#### TO DO:
Copy the result of filtering the entries below for lines that include the string "Search".
%%
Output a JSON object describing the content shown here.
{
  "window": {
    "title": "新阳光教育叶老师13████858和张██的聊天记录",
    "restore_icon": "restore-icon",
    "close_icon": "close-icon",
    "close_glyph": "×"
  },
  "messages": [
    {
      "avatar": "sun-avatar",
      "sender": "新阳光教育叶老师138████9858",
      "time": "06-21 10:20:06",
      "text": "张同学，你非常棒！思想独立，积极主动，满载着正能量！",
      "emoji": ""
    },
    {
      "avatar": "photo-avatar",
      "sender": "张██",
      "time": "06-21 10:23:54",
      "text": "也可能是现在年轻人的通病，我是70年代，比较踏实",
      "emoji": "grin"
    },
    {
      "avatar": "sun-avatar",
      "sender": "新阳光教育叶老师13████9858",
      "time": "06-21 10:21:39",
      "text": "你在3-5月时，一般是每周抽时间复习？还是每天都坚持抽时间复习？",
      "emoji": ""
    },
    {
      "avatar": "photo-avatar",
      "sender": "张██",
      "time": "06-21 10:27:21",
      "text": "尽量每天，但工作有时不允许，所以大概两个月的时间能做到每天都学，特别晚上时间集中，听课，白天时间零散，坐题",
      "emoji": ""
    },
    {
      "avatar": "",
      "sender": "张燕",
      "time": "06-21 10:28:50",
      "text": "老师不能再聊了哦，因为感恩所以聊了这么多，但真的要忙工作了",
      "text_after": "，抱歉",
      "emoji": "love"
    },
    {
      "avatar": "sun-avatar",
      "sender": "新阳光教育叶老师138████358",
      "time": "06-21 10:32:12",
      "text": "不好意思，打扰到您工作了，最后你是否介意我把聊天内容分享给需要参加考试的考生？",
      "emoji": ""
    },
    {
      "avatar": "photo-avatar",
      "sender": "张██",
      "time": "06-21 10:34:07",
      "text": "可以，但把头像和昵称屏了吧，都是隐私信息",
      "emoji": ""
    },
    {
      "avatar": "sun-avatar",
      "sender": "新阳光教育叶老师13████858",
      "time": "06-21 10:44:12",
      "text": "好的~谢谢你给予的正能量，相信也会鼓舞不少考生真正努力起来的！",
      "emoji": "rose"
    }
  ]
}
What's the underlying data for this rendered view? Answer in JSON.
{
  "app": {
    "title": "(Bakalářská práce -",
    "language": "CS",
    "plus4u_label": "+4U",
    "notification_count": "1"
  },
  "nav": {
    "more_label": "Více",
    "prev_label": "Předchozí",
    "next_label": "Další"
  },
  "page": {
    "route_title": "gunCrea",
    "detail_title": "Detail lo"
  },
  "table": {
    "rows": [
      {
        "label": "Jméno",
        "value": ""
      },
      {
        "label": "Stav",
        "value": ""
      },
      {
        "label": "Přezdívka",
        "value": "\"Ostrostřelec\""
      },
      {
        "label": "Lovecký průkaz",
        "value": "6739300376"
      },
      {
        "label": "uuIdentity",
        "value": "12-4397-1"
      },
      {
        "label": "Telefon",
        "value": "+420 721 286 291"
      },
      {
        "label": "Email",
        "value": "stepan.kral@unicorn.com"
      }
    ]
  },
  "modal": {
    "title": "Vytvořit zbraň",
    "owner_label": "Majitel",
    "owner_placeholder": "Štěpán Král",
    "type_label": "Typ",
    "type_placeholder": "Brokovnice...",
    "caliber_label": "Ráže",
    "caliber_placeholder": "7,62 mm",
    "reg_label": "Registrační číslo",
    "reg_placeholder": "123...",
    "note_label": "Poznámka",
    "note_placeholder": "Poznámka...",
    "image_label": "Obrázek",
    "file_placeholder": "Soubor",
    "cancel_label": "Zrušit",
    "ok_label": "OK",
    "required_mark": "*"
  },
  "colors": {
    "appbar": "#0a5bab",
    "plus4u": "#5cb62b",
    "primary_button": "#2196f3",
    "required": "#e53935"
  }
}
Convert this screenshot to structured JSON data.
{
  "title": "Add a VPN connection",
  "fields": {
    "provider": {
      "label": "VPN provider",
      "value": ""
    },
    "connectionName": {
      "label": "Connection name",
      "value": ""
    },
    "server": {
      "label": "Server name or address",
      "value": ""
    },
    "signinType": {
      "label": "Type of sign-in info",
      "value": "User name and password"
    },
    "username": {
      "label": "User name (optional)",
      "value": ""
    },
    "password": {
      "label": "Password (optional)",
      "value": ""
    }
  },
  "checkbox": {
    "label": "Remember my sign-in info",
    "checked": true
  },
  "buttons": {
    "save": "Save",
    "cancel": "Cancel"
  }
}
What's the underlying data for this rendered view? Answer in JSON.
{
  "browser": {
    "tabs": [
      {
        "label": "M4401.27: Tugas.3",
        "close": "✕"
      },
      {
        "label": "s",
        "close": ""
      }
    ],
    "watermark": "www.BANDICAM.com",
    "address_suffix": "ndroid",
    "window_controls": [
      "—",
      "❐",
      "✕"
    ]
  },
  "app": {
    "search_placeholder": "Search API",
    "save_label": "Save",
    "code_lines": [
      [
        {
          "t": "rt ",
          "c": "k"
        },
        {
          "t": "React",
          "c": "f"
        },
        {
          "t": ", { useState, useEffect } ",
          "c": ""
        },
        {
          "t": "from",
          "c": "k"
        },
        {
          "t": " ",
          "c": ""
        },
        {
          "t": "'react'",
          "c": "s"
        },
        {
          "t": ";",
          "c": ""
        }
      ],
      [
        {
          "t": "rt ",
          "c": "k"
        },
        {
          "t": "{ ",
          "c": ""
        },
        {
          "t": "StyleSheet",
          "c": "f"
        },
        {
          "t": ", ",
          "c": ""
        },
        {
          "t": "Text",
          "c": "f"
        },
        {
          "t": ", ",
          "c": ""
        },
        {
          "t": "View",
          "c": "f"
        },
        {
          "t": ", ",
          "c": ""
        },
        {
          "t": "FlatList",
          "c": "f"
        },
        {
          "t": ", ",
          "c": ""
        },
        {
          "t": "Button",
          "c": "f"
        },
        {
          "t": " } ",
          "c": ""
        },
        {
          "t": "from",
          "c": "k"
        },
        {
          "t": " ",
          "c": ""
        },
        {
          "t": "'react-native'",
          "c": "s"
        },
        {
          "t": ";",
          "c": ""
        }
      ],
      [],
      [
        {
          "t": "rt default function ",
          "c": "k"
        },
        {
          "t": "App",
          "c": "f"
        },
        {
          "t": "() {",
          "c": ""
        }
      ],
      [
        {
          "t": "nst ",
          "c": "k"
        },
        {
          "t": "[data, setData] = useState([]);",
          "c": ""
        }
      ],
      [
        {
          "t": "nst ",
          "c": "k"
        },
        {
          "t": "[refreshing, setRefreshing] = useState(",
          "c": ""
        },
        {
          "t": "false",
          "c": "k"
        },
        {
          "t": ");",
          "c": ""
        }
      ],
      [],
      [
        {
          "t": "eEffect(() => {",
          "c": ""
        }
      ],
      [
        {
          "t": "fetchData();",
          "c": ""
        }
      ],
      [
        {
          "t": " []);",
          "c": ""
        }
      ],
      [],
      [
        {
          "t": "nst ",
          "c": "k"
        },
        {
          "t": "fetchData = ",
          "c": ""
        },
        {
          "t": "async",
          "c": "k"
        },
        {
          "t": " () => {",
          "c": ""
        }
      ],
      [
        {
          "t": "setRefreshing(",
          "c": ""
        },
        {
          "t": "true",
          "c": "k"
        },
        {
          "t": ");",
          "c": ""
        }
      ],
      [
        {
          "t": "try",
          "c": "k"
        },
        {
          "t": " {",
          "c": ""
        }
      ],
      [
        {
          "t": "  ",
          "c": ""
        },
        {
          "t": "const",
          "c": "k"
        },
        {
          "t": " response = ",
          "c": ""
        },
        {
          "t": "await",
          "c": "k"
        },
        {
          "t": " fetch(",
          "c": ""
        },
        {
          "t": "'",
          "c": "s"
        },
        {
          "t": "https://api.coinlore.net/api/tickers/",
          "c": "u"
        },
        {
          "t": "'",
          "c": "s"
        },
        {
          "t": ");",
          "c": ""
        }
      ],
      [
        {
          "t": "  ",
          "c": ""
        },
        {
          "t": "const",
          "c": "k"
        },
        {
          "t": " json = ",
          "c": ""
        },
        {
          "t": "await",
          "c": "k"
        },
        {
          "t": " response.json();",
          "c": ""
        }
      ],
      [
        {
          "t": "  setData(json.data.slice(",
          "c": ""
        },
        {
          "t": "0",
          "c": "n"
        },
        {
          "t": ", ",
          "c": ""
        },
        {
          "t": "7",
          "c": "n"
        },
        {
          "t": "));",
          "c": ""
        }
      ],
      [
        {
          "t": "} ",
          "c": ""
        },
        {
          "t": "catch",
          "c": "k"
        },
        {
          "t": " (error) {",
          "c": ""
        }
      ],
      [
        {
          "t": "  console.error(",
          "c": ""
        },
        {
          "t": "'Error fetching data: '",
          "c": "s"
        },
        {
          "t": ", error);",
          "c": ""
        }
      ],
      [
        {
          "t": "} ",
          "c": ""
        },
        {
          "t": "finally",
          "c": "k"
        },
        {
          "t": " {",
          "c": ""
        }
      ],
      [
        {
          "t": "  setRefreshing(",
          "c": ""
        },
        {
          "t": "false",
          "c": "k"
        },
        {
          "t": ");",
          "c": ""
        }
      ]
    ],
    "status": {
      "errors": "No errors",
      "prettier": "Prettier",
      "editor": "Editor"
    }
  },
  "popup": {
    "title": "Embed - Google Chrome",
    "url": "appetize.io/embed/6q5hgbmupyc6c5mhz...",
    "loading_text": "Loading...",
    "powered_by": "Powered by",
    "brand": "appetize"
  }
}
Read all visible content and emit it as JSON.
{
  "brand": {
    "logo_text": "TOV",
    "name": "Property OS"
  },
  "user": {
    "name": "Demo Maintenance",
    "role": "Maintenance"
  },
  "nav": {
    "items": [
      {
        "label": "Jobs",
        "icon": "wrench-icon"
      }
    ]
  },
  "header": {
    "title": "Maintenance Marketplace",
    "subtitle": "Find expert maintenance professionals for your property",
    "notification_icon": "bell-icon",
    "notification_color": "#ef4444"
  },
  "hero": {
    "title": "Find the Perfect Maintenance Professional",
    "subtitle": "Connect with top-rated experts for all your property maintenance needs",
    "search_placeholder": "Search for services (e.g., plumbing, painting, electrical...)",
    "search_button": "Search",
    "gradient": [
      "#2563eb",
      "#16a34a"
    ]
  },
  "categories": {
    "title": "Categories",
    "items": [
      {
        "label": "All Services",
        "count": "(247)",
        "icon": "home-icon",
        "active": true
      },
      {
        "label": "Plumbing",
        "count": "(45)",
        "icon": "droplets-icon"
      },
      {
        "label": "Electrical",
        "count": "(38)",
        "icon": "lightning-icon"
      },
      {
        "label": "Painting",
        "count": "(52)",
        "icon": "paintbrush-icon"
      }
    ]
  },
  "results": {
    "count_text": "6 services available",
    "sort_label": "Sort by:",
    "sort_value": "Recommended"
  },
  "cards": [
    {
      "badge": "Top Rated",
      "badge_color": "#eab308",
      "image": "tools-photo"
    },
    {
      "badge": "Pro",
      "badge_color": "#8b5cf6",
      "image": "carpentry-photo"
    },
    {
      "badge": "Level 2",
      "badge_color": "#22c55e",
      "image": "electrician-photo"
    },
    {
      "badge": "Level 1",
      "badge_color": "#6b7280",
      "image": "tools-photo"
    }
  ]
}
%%
#### OUTPUT OF THE TASK:
    "search_placeholder": "Search API",
    "search_placeholder": "Search for services (e.g., plumbing, painting, electrical...)",
    "search_button": "Search",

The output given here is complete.